Credit transfer between institutions is not a feature of Japanese institutions, although the hen’nyu (transfer) system is used between faculties within an HEI. A reason for this is partially explainable from the previous paragraph: a lack of content streaming at the compulsory (including high-school) level forces many HEIs to include career advice courses as a part of their curriculum. The upshot of this is a very generalised education whose isomorphic features produce a similarity among the curricular products throughout the country: hence there is little need for students to transfer. Another sociological feature of the Japanese society produces a force against transfer. Hofstede (2015) notes that the Japanese are loyal to their in-group; once an individualistic choice is made, in this case the HEI with which to identify, their sense of loyalty prohibits easy movement away from it. The minimalist features of the currently existing credit transfer system enforces a structuralist barrier also, and psychologically, as very few students do actually transfer, potential transfer students are reluctant to display themselves as not being able to fit in by leaving their group. Even hen’nyu within the institution is rare. In my experience around two or three students applied each year out of a cohort in the thousands.

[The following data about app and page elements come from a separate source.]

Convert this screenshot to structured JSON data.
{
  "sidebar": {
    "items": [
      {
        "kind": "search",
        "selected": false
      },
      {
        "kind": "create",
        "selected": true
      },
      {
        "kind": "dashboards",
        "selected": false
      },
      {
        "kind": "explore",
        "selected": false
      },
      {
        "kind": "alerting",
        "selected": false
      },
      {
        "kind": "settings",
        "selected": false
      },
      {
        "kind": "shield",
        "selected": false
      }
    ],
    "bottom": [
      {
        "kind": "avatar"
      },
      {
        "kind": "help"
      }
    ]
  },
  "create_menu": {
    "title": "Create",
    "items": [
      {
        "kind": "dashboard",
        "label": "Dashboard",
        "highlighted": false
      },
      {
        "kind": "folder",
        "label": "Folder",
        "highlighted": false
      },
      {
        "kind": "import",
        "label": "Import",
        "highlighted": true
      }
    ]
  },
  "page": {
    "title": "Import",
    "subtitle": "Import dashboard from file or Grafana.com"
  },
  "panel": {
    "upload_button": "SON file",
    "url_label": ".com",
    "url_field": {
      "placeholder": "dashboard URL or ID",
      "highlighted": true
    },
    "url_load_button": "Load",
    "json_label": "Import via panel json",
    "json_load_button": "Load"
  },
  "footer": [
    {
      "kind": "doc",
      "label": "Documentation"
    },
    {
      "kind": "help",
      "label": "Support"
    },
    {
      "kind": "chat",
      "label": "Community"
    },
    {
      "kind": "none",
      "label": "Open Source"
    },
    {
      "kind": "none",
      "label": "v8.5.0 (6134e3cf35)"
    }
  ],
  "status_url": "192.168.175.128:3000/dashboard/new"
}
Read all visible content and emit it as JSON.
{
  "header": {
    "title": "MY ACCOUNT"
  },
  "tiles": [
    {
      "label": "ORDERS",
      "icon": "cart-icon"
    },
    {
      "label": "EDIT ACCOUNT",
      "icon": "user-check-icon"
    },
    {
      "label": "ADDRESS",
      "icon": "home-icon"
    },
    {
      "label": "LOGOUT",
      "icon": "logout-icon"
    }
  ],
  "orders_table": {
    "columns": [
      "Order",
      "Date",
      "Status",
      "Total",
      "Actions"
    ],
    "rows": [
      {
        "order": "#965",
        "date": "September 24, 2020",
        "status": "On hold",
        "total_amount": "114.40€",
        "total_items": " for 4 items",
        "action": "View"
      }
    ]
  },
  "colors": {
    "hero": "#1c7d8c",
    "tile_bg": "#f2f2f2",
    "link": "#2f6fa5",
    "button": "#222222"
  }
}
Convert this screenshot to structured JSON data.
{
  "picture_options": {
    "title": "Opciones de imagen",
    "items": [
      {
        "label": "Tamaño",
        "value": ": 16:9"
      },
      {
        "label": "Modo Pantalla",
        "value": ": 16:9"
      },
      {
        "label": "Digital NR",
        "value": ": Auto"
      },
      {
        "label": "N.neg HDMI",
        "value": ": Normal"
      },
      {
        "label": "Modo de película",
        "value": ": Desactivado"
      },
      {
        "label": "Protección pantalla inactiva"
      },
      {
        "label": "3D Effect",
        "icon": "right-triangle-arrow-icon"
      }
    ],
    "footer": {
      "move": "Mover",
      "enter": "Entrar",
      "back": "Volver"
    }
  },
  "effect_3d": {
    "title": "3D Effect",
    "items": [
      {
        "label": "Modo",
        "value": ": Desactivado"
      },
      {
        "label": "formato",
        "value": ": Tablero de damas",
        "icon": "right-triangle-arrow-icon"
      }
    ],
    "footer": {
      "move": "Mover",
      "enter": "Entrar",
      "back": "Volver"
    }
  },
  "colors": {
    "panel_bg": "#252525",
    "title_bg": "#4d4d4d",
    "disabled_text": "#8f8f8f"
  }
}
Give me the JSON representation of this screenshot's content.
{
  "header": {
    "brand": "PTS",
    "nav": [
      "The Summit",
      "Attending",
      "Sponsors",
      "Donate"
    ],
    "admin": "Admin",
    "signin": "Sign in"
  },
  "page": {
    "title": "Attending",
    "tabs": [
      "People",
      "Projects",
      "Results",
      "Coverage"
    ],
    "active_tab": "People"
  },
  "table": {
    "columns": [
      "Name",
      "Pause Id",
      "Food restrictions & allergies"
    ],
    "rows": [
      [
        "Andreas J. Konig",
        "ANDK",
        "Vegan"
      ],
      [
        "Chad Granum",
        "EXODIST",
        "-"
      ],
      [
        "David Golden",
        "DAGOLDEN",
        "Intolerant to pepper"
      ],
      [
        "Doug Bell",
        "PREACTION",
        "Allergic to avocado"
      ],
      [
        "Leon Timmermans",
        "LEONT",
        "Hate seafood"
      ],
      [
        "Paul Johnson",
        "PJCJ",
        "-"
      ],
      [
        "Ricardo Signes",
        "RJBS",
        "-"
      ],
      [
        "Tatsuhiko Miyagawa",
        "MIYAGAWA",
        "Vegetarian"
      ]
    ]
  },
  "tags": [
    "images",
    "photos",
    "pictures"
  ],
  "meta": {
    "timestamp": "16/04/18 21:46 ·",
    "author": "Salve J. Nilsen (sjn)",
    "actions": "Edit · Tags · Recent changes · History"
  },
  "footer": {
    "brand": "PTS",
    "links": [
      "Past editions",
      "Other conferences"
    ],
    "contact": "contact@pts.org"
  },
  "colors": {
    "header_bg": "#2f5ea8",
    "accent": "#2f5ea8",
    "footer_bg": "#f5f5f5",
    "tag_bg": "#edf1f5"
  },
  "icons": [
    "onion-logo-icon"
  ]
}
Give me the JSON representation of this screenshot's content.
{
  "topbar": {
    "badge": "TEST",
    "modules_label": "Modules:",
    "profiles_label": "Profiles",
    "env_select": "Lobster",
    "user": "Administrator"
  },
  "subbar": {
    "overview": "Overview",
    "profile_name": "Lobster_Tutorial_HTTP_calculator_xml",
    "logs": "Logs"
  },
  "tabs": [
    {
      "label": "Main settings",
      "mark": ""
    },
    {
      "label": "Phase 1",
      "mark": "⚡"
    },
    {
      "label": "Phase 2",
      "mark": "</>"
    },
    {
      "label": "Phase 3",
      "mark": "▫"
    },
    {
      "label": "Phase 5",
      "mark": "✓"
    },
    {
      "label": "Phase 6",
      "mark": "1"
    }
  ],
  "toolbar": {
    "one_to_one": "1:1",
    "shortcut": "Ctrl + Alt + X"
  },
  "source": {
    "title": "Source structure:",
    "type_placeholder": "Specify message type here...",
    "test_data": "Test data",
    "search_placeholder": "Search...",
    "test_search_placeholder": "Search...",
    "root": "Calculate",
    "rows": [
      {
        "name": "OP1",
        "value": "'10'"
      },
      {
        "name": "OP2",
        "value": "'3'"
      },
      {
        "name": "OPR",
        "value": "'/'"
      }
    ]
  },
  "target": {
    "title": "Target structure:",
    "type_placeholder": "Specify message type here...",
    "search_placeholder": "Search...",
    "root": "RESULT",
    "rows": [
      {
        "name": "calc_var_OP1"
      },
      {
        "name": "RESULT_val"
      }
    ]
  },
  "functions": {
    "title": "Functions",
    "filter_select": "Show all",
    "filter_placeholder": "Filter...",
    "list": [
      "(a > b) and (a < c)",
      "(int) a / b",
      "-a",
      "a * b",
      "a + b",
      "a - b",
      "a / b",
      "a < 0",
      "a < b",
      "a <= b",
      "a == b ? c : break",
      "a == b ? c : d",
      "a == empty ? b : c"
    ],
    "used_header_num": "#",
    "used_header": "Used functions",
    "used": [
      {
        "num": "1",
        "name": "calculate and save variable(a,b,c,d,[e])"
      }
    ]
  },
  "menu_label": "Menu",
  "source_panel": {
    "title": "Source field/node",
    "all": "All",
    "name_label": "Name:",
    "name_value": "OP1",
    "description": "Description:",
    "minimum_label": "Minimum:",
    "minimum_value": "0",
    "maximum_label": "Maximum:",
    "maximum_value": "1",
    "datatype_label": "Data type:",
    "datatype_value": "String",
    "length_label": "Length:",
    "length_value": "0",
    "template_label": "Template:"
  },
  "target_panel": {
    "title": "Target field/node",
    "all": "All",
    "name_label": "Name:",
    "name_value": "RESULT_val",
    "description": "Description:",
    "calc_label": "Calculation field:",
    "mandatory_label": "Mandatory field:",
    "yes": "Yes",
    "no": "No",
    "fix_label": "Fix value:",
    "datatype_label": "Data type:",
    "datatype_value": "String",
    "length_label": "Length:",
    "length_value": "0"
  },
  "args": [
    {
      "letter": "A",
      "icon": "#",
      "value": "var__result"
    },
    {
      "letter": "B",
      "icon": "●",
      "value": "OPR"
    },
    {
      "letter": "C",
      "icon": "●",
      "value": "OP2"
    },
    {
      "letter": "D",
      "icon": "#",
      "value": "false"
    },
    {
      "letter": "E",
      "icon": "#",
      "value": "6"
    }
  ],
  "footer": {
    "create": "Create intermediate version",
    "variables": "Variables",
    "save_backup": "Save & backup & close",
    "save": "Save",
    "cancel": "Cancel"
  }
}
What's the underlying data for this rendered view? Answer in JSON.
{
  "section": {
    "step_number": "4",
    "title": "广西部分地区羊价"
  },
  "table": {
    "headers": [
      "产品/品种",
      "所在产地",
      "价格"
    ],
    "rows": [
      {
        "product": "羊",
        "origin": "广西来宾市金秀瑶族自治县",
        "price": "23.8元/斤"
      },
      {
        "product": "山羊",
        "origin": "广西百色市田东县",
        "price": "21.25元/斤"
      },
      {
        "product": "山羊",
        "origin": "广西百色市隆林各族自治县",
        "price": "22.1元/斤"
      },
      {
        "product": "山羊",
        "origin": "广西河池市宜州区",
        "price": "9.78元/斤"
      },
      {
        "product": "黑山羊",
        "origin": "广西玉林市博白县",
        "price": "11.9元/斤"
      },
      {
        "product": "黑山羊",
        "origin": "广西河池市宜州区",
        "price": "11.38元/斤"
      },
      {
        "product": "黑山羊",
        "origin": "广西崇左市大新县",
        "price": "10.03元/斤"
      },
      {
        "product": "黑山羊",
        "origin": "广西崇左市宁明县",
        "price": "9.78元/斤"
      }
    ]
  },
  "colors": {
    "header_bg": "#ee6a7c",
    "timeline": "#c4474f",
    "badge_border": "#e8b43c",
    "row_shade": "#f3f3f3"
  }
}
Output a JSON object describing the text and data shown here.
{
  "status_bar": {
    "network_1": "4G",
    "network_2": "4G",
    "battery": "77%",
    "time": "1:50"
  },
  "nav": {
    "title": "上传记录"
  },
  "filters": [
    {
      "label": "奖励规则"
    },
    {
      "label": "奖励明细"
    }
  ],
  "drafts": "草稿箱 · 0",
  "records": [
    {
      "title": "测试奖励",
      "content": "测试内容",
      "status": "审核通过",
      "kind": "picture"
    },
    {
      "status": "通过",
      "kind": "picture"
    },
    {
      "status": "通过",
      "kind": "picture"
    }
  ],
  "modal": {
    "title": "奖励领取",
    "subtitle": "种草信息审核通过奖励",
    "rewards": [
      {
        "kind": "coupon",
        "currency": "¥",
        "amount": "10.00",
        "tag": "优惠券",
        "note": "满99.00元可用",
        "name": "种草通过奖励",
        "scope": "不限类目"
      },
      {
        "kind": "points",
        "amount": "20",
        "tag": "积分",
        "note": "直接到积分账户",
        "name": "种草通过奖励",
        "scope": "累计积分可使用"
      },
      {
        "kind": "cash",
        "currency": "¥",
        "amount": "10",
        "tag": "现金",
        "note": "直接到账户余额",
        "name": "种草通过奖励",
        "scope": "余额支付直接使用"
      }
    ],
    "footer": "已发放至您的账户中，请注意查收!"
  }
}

I would be interested in knowing how content streaming differs from pathways. I did a brief search for ‘pathways’ in the curricular sense, but the search engines delivered many neural and computer syllabi but no definitions. Even Infed.org had nothing on that term.
Aoki, K. (2008). Confucius vs. Socrates: The Impact of Educational Traditions of East and West in a Global Age. The International Journal of Learning, 14(11).
Aspinall, R. W. (2006). Using the paradigm of “small cultures” to explain policy failure in the case of foreign language education in Japan.Japan Forum, 18(2), 255–274. http://doi.org/10.1080/09555800600731197
Frølich, N., Huisman, J., Slipersæter, S., Stensaker, B., & Botas, P. C. P. (2013). A reinterpretation of institutional transformations in European higher education: Strategising pluralistic organisations in multiplex environments. Higher Education, 65, 79–93. http://doi.org/10.1007/s10734-012-9582-8
Hofstede, G. (2015). Japan. Retrieved October 18, 2015, from http://geert-hofstede.com/japan.html
Mock, J., Kawamura, H., & Naganuma, N. (2016). The Impact of Internationalization on Japanese Higher Education: Is Japanese Education Really Changing? (Vol. 1). Rotterdam: Sense Publishers. http://doi.org/10.1017/CBO9781107415324.004
Morrill, R. L. (2007). Strategic Leadership: Integrating Strategy and Leadership in Colleges and Universities. Lanham: Rowman & Littlefield Publishers, INC. and the American Council on Education.
Poole, G. S. (2010). The Japanese Professor: An Ethnography of a University Faculty. Rotterdam: Sense Publishers.
Sugimoto, Y. (2014). Class and stratification: An overview. In An introduction to Japanese society (4th ed., pp. 38–63). Cambridge: Cambridge University Press. http://doi.org/10.1177/095001709373010